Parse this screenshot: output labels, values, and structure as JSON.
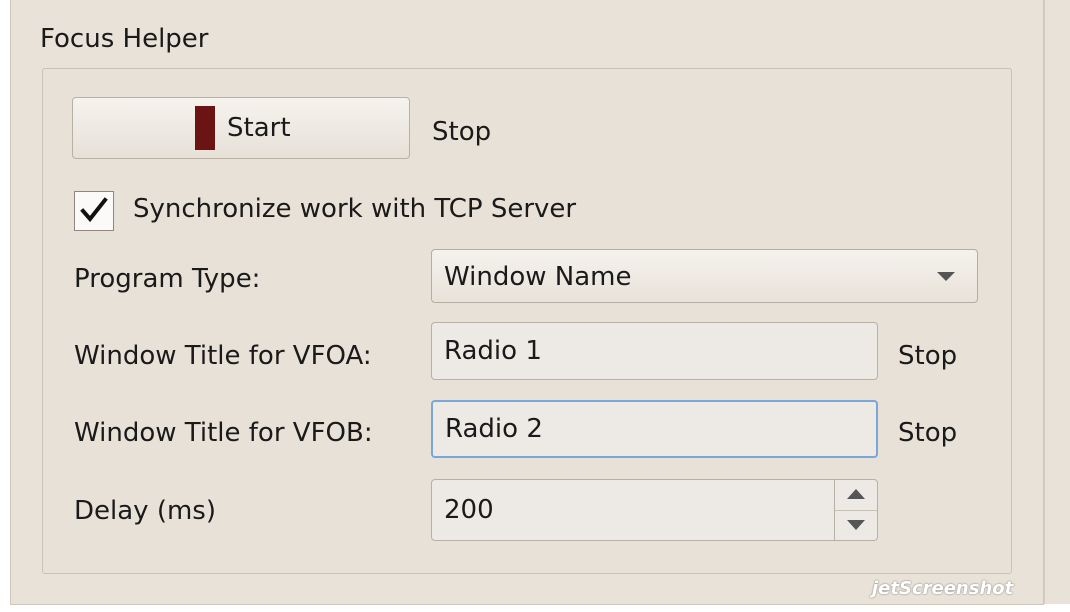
{
  "group": {
    "title": "Focus Helper"
  },
  "start_button": {
    "label": "Start",
    "indicator_color": "#6b1414"
  },
  "start_status": "Stop",
  "sync_checkbox": {
    "label": "Synchronize work with TCP Server",
    "checked": true
  },
  "program_type": {
    "label": "Program Type:",
    "value": "Window Name"
  },
  "vfoa": {
    "label": "Window Title for VFOA:",
    "value": "Radio 1",
    "status": "Stop"
  },
  "vfob": {
    "label": "Window Title for VFOB:",
    "value": "Radio 2",
    "status": "Stop"
  },
  "delay": {
    "label": "Delay (ms)",
    "value": "200"
  },
  "watermark": {
    "text": "jetScreenshot"
  },
  "colors": {
    "focus_border": "#7aa7d8",
    "background": "#e9e2d8"
  }
}
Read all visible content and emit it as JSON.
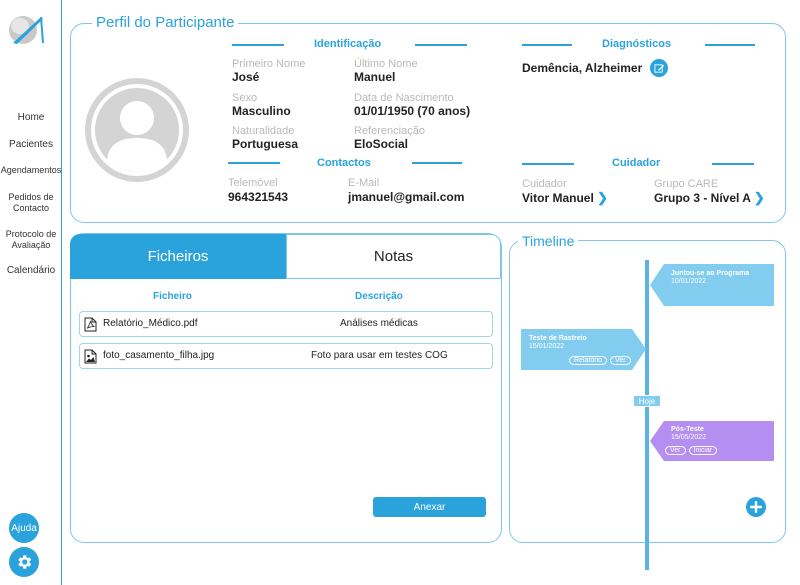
{
  "sidebar": {
    "logo_icon": "care-logo-icon",
    "items": [
      {
        "label": "Home"
      },
      {
        "label": "Pacientes"
      },
      {
        "label": "Agendamentos"
      },
      {
        "label": "Pedidos de Contacto"
      },
      {
        "label": "Protocolo de Avaliação"
      },
      {
        "label": "Calendário"
      }
    ],
    "help_label": "Ajuda",
    "settings_icon": "gear-icon"
  },
  "profile": {
    "title": "Perfil do Participante",
    "avatar_icon": "user-avatar-icon",
    "identification": {
      "title": "Identificação",
      "first_name_label": "Primeiro Nome",
      "first_name": "José",
      "last_name_label": "Último Nome",
      "last_name": "Manuel",
      "sex_label": "Sexo",
      "sex": "Masculino",
      "birth_label": "Data de Nascimento",
      "birth": "01/01/1950  (70 anos)",
      "origin_label": "Naturalidade",
      "origin": "Portuguesa",
      "referral_label": "Referenciação",
      "referral": "EloSocial"
    },
    "diagnostics": {
      "title": "Diagnósticos",
      "value": "Demência, Alzheimer",
      "edit_icon": "edit-icon"
    },
    "contacts": {
      "title": "Contactos",
      "phone_label": "Telemóvel",
      "phone": "964321543",
      "email_label": "E-Mail",
      "email": "jmanuel@gmail.com"
    },
    "caregiver": {
      "title": "Cuidador",
      "caregiver_label": "Cuidador",
      "caregiver": "Vitor Manuel",
      "group_label": "Grupo CARE",
      "group": "Grupo 3 - Nível A"
    }
  },
  "files": {
    "tabs": [
      {
        "label": "Ficheiros",
        "active": true
      },
      {
        "label": "Notas",
        "active": false
      }
    ],
    "columns": [
      "Ficheiro",
      "Descrição"
    ],
    "rows": [
      {
        "icon": "pdf-file-icon",
        "name": "Relatório_Médico.pdf",
        "description": "Análises médicas"
      },
      {
        "icon": "image-file-icon",
        "name": "foto_casamento_filha.jpg",
        "description": "Foto para usar em testes COG"
      }
    ],
    "attach_label": "Anexar"
  },
  "timeline": {
    "title": "Timeline",
    "today_label": "Hoje",
    "events": [
      {
        "title": "Juntou-se ao Programa",
        "date": "10/01/2022",
        "color": "#82ccf0"
      },
      {
        "title": "Teste de Rastreio",
        "date": "15/01/2022",
        "color": "#82ccf0",
        "buttons": [
          "Relatório",
          "Ver"
        ]
      },
      {
        "title": "Pós-Teste",
        "date": "15/05/2022",
        "color": "#b48ef0",
        "buttons": [
          "Ver",
          "Iniciar"
        ]
      }
    ],
    "add_icon": "plus-icon"
  },
  "colors": {
    "accent": "#2aa3dc",
    "timeline_blue": "#82ccf0",
    "timeline_purple": "#b48ef0"
  }
}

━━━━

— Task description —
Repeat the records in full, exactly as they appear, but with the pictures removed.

— Written response —
Parse this screenshot: output labels, values, and structure as JSON.
{
  "group": {
    "title": "Focus Helper"
  },
  "start_button": {
    "label": "Start",
    "indicator_color": "#6b1414"
  },
  "start_status": "Stop",
  "sync_checkbox": {
    "label": "Synchronize work with TCP Server",
    "checked": true
  },
  "program_type": {
    "label": "Program Type:",
    "value": "Window Name"
  },
  "vfoa": {
    "label": "Window Title for VFOA:",
    "value": "Radio 1",
    "status": "Stop"
  },
  "vfob": {
    "label": "Window Title for VFOB:",
    "value": "Radio 2",
    "status": "Stop"
  },
  "delay": {
    "label": "Delay (ms)",
    "value": "200"
  },
  "watermark": {
    "text": "jetScreenshot"
  },
  "colors": {
    "focus_border": "#7aa7d8",
    "background": "#e9e2d8"
  }
}
Read all visible content and emit it as JSON.
{
  "sidebar": {
    "logo_icon": "care-logo-icon",
    "items": [
      {
        "label": "Home"
      },
      {
        "label": "Pacientes"
      },
      {
        "label": "Agendamentos"
      },
      {
        "label": "Pedidos de Contacto"
      },
      {
        "label": "Protocolo de Avaliação"
      },
      {
        "label": "Calendário"
      }
    ],
    "help_label": "Ajuda",
    "settings_icon": "gear-icon"
  },
  "profile": {
    "title": "Perfil do Participante",
    "avatar_icon": "user-avatar-icon",
    "identification": {
      "title": "Identificação",
      "first_name_label": "Primeiro Nome",
      "first_name": "José",
      "last_name_label": "Último Nome",
      "last_name": "Manuel",
      "sex_label": "Sexo",
      "sex": "Masculino",
      "birth_label": "Data de Nascimento",
      "birth": "01/01/1950  (70 anos)",
      "origin_label": "Naturalidade",
      "origin": "Portuguesa",
      "referral_label": "Referenciação",
      "referral": "EloSocial"
    },
    "diagnostics": {
      "title": "Diagnósticos",
      "value": "Demência, Alzheimer",
      "edit_icon": "edit-icon"
    },
    "contacts": {
      "title": "Contactos",
      "phone_label": "Telemóvel",
      "phone": "964321543",
      "email_label": "E-Mail",
      "email": "jmanuel@gmail.com"
    },
    "caregiver": {
      "title": "Cuidador",
      "caregiver_label": "Cuidador",
      "caregiver": "Vitor Manuel",
      "group_label": "Grupo CARE",
      "group": "Grupo 3 - Nível A"
    }
  },
  "files": {
    "tabs": [
      {
        "label": "Ficheiros",
        "active": true
      },
      {
        "label": "Notas",
        "active": false
      }
    ],
    "columns": [
      "Ficheiro",
      "Descrição"
    ],
    "rows": [
      {
        "icon": "pdf-file-icon",
        "name": "Relatório_Médico.pdf",
        "description": "Análises médicas"
      },
      {
        "icon": "image-file-icon",
        "name": "foto_casamento_filha.jpg",
        "description": "Foto para usar em testes COG"
      }
    ],
    "attach_label": "Anexar"
  },
  "timeline": {
    "title": "Timeline",
    "today_label": "Hoje",
    "events": [
      {
        "title": "Juntou-se ao Programa",
        "date": "10/01/2022",
        "color": "#82ccf0"
      },
      {
        "title": "Teste de Rastreio",
        "date": "15/01/2022",
        "color": "#82ccf0",
        "buttons": [
          "Relatório",
          "Ver"
        ]
      },
      {
        "title": "Pós-Teste",
        "date": "15/05/2022",
        "color": "#b48ef0",
        "buttons": [
          "Ver",
          "Iniciar"
        ]
      }
    ],
    "add_icon": "plus-icon"
  },
  "colors": {
    "accent": "#2aa3dc",
    "timeline_blue": "#82ccf0",
    "timeline_purple": "#b48ef0"
  }
}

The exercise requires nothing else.